## Problem to solve
From the records below, determine the number of lines containing "title". Output that number alone.

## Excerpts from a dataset
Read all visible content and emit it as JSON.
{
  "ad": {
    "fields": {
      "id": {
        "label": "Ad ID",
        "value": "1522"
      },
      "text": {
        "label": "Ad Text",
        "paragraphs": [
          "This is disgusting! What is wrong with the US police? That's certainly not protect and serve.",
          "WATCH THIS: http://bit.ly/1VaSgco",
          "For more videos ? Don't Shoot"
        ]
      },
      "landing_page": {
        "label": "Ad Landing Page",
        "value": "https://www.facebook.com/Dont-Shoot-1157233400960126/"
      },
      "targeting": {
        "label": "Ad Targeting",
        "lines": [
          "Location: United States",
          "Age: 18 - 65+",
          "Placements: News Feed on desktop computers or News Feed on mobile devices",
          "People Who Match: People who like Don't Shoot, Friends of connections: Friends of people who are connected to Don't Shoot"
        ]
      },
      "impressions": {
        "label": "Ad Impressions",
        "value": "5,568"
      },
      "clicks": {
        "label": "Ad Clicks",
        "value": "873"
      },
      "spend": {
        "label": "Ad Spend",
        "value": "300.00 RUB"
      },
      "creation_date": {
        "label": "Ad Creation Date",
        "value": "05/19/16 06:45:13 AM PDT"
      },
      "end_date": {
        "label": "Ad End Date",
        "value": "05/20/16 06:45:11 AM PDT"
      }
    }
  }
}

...

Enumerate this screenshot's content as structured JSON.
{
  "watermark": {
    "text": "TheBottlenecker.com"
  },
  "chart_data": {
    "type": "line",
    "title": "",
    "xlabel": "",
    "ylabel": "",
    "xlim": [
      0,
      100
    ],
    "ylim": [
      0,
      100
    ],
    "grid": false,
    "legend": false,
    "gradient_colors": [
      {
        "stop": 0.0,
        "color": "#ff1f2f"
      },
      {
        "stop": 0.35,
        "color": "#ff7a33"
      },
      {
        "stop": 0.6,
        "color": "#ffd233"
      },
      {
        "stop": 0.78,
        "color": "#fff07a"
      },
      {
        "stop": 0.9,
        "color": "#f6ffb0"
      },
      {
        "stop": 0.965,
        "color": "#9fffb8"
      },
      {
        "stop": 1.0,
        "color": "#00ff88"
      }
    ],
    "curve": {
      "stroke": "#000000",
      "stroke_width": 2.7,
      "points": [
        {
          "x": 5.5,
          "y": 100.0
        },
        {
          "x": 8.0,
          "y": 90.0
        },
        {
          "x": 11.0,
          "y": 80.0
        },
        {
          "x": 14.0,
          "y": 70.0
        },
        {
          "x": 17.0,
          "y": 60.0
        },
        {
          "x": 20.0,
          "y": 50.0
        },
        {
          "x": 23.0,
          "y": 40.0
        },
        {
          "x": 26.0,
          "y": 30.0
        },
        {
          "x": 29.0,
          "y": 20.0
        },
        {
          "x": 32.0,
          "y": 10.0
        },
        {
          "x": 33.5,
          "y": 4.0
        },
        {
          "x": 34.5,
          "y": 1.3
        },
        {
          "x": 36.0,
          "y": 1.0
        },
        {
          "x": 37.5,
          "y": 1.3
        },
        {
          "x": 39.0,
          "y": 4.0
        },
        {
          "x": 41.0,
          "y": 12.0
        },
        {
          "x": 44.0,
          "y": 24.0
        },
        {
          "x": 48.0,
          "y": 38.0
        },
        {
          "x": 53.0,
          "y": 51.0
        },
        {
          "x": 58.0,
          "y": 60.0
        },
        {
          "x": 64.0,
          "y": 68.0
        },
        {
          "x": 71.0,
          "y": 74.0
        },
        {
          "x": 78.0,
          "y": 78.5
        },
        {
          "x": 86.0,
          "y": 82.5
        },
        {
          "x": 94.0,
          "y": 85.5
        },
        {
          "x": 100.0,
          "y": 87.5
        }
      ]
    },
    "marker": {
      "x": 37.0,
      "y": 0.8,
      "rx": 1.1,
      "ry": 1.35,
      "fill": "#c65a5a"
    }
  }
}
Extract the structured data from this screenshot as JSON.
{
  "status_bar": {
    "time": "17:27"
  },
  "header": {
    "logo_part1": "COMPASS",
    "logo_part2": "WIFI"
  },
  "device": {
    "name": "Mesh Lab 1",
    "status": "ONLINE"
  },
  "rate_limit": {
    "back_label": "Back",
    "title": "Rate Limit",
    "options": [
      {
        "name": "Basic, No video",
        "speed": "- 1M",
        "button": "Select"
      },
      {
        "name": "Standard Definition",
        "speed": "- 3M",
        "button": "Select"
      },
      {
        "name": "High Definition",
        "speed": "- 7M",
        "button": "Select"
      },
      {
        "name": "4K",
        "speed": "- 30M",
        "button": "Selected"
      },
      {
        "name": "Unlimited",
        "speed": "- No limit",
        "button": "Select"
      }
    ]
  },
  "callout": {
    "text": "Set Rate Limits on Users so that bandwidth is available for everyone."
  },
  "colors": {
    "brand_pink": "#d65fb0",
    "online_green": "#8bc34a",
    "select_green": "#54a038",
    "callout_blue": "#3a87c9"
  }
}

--

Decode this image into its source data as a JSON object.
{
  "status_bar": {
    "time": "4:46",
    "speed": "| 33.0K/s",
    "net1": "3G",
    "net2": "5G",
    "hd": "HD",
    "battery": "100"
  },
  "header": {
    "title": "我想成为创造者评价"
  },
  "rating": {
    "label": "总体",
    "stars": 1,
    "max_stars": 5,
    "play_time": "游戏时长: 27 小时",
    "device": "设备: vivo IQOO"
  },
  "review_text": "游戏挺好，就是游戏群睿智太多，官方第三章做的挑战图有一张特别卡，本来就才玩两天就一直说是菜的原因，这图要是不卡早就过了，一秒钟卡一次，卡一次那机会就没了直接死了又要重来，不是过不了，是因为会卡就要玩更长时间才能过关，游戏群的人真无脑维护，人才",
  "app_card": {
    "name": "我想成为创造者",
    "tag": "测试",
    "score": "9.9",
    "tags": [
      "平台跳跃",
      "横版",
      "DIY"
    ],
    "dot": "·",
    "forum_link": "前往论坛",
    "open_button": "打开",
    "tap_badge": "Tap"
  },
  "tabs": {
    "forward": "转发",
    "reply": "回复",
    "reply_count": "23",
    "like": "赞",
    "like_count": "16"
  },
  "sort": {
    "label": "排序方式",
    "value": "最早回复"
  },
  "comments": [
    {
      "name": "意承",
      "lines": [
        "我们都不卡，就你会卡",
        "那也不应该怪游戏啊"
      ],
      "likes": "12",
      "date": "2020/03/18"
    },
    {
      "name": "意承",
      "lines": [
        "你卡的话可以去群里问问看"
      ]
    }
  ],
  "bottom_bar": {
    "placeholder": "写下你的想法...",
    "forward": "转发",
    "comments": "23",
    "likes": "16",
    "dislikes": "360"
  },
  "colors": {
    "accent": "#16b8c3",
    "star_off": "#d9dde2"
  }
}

## Result
3